• **WHAT THE TASK ASKS**
Copy each line in the data that includes the word "value".

Entries from a dataset of interfaces
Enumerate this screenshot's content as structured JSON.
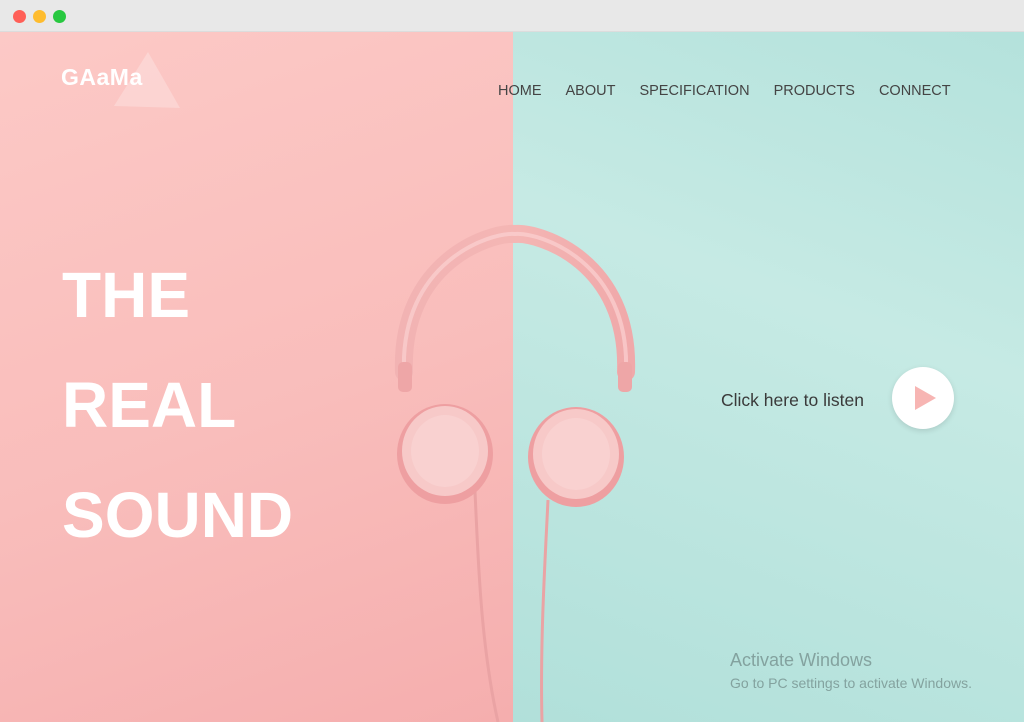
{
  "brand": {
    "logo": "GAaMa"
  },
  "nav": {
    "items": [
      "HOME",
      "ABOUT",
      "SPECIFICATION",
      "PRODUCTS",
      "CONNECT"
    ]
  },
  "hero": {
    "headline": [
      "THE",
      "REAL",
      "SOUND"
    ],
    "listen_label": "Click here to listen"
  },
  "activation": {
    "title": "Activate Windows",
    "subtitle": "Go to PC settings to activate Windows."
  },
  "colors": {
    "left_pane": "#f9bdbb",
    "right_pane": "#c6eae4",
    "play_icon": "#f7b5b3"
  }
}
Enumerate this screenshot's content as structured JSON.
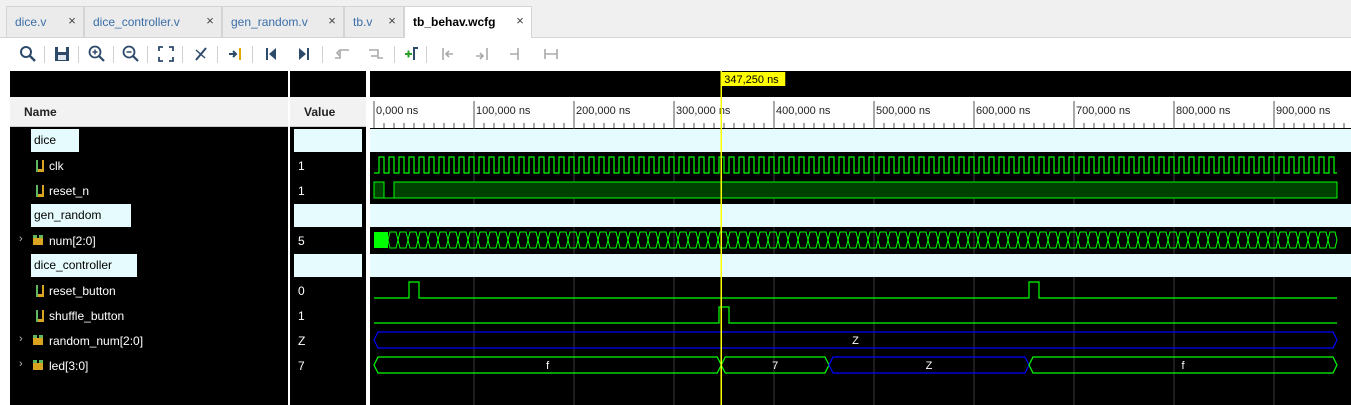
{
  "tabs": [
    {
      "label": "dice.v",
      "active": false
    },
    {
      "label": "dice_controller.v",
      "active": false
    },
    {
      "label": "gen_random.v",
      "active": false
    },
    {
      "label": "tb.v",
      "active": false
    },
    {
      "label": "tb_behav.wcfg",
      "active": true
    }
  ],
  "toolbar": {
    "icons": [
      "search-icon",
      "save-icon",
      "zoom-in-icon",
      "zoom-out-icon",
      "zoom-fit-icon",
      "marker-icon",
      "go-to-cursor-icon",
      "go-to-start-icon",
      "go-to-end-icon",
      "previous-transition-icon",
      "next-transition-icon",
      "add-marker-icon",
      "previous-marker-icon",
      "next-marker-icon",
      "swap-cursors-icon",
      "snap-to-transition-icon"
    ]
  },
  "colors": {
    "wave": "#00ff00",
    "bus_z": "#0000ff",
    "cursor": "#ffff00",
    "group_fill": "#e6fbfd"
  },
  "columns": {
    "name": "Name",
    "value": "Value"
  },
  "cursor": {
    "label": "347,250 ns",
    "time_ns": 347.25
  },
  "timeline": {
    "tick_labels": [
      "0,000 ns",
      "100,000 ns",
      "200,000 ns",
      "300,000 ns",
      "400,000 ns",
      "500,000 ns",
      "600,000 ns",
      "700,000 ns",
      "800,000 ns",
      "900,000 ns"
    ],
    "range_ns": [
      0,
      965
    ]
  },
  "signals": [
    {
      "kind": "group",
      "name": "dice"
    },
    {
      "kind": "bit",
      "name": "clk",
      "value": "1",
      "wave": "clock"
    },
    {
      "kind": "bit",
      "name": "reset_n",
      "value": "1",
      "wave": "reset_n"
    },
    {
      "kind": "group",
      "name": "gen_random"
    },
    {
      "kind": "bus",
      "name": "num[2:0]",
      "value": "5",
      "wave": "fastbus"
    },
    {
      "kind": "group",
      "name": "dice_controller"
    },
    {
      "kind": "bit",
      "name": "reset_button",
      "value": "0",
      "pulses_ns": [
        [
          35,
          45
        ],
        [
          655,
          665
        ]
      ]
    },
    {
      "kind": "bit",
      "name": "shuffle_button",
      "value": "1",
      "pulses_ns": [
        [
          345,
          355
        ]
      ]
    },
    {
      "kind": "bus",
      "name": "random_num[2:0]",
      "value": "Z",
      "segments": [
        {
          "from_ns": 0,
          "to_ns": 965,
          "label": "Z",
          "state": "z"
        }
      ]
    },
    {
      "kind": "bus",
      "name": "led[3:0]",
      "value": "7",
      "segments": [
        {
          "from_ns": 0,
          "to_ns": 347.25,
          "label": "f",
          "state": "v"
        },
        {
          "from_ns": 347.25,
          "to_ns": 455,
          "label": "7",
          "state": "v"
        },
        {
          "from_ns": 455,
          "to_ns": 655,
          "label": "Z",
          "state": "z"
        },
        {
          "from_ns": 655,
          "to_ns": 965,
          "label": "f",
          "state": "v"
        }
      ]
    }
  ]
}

• **ANSWER BOX**
    "value": "Value"
      "value": "1",
      "value": "1",
      "value": "5",
      "value": "0",
      "value": "1",
      "value": "Z",
      "value": "7",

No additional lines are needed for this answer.